Top 5 Costs of Government-Owned Broadband Networks
February 4, 2015
According to NetworkWorld, the mayors of several major U.S. cities want states to stop passing municipal broadband laws. The mayor of Syracuse, N.Y. is considering building a government-owned network in her city as are leaders in Rochester, N.Y. These local officials argue their cities need better access to broadband to allow their residents to compete in a 21st century economy. Broadband is essential to modern life, but today we thought we would remind these leaders of the top five “costs” of city-owned broadband.
- Lower Credit Ratings. Chattanooga, Tenn. and Burlington, Vt. both had their city credit ratings’ downgraded because of financial issues and funding schemes associated with their government-owned networks.
- Huge Financial Losses. Provo, Utah sold its network for $1. The network cost more than $30 million. Provo was still on the hook for its debt even after it sold to a private provider. That’s math no taxpayer should like.
- Less Competition. What happens when monopolistic city networks try to expand beyond their markets? Small Internet Service Providers are shut out because they can’t compete with the generous subsidies government-owned networks enjoy. This lost investment not only results in less competition, because it means one less job creator in town it results in employment opportunities and less tax revenue for cities as well.
- Higher Taxes. Cities involved in the UTOPIA network have repeatedly tried to increase general revenue taxes in order to finance their struggling network. How much do taxpayers have to spend before city leaders call a failure a failure?
- Fewer Dollars For Essential Priorities. Even if funds for a city-owned network are generated through additional borrowing, as opposed to direct taxpayer investment, it means local leaders will have have fewer dollars available for more essential government tasks like law enforcement and education. (See our infographics here.)

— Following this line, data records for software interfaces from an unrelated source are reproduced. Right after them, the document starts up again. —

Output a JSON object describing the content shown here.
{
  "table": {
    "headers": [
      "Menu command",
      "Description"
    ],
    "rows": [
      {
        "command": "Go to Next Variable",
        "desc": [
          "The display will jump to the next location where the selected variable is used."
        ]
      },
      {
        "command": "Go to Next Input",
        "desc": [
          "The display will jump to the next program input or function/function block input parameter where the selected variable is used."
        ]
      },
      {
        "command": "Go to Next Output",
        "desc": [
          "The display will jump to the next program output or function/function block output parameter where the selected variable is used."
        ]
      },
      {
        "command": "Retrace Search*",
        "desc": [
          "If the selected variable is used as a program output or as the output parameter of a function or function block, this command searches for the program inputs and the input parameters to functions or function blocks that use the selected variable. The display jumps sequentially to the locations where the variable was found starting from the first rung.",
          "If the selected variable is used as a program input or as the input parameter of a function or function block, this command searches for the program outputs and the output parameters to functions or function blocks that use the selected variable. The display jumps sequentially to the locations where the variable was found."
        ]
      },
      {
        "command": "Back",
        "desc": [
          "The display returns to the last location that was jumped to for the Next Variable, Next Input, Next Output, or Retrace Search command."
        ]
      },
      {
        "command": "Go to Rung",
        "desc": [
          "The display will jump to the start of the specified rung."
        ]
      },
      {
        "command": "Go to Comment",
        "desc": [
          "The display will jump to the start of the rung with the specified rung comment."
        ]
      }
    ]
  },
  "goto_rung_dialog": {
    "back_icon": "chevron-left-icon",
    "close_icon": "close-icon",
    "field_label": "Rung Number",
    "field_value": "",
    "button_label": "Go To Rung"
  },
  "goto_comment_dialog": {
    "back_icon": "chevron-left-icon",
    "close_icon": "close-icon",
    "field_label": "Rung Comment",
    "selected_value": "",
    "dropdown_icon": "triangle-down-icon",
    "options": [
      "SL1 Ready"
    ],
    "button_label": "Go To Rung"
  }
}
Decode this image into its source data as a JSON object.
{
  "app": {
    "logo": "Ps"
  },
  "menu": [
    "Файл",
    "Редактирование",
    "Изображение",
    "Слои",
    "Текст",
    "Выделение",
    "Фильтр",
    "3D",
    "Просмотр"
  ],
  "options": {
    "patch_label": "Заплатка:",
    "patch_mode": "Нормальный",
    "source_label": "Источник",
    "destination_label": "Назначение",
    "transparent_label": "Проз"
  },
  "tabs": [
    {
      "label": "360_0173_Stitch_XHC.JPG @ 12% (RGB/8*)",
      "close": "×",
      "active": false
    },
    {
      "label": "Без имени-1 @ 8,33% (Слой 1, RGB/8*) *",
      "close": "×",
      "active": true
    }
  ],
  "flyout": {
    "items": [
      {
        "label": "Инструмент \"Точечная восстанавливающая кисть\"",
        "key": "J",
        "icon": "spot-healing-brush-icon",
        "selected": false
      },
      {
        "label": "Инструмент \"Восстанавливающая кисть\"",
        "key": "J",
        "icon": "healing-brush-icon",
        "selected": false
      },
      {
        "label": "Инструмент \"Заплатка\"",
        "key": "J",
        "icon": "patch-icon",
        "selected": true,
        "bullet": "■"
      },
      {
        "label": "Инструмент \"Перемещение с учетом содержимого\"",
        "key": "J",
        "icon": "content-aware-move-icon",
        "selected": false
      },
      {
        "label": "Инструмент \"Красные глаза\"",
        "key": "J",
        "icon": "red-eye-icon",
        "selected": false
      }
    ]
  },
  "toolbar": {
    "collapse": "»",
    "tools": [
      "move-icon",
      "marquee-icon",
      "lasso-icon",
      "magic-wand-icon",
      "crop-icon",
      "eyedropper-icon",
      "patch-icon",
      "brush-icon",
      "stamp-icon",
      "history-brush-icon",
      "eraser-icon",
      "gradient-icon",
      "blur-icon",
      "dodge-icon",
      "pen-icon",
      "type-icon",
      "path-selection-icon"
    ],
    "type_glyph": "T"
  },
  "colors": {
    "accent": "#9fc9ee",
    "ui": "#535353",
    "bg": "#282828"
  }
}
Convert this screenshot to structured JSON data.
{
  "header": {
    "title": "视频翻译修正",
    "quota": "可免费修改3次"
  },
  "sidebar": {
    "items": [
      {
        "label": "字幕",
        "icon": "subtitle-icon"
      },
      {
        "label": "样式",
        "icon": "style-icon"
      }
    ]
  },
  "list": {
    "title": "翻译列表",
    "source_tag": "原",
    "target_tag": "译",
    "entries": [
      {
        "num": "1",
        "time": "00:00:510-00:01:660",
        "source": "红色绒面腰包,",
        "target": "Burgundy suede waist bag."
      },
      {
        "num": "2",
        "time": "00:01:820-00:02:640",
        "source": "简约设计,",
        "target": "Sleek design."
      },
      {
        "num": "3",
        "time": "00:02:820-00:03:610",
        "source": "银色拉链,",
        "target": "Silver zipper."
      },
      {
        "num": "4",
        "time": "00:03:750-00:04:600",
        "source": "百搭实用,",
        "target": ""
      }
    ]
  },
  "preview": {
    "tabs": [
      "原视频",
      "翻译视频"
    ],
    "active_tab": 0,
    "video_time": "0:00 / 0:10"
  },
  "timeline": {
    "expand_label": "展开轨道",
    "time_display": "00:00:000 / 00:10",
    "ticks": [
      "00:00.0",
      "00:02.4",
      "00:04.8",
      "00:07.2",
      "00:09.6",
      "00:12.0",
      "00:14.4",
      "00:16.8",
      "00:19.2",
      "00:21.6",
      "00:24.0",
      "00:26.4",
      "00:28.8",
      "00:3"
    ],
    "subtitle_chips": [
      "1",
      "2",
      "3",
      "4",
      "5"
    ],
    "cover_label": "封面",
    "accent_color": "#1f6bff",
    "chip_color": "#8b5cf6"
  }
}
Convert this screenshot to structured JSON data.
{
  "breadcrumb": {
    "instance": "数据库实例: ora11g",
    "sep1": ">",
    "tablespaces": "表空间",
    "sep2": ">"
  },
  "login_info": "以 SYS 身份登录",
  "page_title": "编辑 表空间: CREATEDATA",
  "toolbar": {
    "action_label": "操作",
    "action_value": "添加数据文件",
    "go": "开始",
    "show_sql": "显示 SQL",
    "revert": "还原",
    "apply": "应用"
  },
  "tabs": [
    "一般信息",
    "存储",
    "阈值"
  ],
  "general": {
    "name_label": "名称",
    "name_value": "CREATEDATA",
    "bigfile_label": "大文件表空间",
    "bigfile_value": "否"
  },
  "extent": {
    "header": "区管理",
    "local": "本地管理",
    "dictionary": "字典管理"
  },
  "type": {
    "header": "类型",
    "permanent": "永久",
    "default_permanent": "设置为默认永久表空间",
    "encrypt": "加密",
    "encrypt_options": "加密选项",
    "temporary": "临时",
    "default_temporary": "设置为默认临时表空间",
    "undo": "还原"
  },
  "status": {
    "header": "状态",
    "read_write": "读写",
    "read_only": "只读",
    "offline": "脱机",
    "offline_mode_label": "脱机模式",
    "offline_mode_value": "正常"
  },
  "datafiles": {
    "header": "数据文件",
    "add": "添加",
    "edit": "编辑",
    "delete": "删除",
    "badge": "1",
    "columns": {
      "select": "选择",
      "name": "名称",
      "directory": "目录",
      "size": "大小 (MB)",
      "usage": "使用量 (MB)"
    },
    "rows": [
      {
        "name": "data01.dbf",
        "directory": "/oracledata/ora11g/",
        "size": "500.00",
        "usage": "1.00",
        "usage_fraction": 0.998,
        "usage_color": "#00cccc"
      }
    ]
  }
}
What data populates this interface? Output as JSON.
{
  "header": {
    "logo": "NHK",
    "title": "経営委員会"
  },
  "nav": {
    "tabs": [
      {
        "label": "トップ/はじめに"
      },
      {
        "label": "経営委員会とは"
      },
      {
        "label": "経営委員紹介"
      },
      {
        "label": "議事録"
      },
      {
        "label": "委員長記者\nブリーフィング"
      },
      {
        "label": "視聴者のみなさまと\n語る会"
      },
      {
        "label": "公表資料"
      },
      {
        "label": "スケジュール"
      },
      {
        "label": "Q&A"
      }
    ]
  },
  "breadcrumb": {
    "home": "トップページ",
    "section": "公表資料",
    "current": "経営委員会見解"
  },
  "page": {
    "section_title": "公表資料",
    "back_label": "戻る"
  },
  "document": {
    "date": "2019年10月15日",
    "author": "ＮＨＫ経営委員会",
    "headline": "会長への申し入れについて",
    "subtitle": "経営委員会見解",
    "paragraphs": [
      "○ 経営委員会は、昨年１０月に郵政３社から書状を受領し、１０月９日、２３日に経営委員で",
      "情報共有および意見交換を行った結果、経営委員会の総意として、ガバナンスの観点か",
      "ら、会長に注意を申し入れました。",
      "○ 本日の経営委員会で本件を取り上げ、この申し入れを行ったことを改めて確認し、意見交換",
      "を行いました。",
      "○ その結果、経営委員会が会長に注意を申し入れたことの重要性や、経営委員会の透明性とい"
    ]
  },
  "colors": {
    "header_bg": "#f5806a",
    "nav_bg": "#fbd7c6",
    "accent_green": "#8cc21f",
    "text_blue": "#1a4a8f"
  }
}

These costs don’t apply to private-owned networks. Before building government-run networks, we urge leaders in Syracuse, Rochester and other cities to look first look for ways they can attract more private providers to their towns.